The first chapter, “Of Priests and Pirates,” opens with Kennit walking along a path on Others Island, considering his trip there and the tales of others who had visited the island. He and his companion, Gankis, confer as they proceed, Gankis relating lore surrounding the island. Kennit sends Gankis to retrieve an object from the cliffs above the beach; Gankis returns with a strange glass bauble. Kennit sends Gankis back out and considers the wizardwood charm he had had wrought for him. He also walks the beach, finding more and keeping a ruby earring.
Elsewhere, Wintrow Vestrit finds himself enthralled by work on a piece of stained glass. He is roused from his focus by the priest Berandol, who confers with him about the work he was doing and the flow-state in which he was doing it. They walk together for a time before falling into conversation about theological points. During their conversation, Berandol lets slip that Wintrow is being summoned home to attend upon the death of his grandfather, and Wintrow muses on life among his family. Berandol also remarks on political and economic matters before noting that Wintrow must depart presently, and he heads off to prepare for the journey.
Back on Others Island, Gankis rejoins Kennit as Kennit confronts one of the Others that gives the island its name. Gankis surrenders more findings from the island to Kennit, and Kennit comes to recognize the ensorcellment the Other is attempting against him. He receives the information he seeks, and he destroys the bauble before taunting the Other before he and Gankis withdraw. Gankis asks for clarification he does not receive, and Kennit begins to suspect another ensorcellment. When he sends Gankis on an errand, the wizardwood charm speaks, divulging information to Kennit that sends him back on his return to his ship. Gankis rejoins him in haste and fear, and the two effect passage back to the ship, the Marietta. Kennit resumes his decks in triumph.
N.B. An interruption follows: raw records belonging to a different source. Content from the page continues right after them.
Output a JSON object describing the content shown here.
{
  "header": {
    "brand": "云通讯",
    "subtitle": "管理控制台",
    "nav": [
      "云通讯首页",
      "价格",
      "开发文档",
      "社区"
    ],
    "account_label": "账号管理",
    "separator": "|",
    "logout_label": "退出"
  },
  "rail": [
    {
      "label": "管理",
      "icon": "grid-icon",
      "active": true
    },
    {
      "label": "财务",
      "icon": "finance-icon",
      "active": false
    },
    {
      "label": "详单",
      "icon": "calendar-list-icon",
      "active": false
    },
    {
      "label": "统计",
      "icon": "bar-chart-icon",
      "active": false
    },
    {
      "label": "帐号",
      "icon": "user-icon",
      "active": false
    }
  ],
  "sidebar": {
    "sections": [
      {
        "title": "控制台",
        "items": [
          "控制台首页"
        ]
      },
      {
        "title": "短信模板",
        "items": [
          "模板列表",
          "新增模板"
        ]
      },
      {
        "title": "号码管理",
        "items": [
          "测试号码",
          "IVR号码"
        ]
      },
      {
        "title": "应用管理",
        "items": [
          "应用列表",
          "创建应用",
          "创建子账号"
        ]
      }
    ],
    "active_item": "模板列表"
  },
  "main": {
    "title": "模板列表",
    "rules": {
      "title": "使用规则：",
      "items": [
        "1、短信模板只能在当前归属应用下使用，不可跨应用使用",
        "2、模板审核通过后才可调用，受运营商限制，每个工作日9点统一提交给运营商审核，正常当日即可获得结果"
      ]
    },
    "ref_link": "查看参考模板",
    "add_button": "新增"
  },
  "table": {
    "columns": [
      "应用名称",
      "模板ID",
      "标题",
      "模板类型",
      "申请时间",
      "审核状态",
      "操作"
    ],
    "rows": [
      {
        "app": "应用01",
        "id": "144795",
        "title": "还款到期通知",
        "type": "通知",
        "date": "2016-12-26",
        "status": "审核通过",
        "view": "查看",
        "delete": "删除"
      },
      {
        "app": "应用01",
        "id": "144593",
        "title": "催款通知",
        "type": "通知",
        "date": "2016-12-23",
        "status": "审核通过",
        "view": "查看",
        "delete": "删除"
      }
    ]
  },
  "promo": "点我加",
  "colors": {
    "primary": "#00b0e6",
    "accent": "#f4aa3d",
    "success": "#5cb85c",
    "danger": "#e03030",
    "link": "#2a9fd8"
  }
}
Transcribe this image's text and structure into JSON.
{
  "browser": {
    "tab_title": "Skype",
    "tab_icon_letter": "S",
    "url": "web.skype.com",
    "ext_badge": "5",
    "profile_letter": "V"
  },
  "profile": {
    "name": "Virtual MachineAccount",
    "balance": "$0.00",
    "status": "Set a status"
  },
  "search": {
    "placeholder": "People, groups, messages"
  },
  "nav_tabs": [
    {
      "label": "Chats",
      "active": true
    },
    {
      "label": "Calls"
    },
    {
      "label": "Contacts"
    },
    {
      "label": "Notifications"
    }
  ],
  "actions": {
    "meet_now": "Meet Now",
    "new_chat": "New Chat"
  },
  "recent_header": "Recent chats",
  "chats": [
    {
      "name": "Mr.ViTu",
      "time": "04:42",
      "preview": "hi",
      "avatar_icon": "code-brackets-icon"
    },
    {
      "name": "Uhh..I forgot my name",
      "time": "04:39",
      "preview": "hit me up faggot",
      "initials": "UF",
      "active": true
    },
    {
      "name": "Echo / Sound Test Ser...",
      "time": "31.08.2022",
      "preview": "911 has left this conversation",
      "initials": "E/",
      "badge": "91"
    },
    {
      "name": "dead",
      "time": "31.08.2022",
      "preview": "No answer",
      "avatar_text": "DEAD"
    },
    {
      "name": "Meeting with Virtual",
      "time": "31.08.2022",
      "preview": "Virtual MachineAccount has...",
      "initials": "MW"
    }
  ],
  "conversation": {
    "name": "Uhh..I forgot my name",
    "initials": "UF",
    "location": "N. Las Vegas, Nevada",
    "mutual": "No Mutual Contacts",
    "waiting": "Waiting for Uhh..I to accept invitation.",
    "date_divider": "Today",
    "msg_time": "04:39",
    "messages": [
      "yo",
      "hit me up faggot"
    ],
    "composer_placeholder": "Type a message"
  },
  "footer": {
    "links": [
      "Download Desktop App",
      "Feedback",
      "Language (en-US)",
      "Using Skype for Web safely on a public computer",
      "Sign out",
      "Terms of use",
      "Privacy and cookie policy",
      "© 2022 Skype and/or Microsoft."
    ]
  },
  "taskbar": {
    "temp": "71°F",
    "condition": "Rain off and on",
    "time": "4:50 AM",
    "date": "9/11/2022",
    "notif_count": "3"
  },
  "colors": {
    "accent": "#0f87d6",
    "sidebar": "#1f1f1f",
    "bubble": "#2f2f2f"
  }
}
There are clear connections made between the present chapter and the events of the Farseer novels. The Buck River and the ceasing of trade from it occasioned by the Red-Ship War get explicit mention. Too, the flow-state in which Wintrow is when he is introduced seems very much like the exercise of Skill, or, at least, a similar magic. So is the glamour with which the Other confronts Kennit. And those ties are juxtaposed with the Others, themselves reinforcement of the non-humanity presented in the prologue to the novel.
Indeed, much is made in the chapter of juxtaposition and contradiction. The religion in the structure of which Wintrow operates makes explicit use of contradictory, paradoxical statements as teaching devices. Kennit muses on similar paradoxes on Others Island. What seems to emerge is that, just as foresight is a major trope of the Farseer novels, paradox and puzzling will be of the Liveship Traders. And that is a promising thing.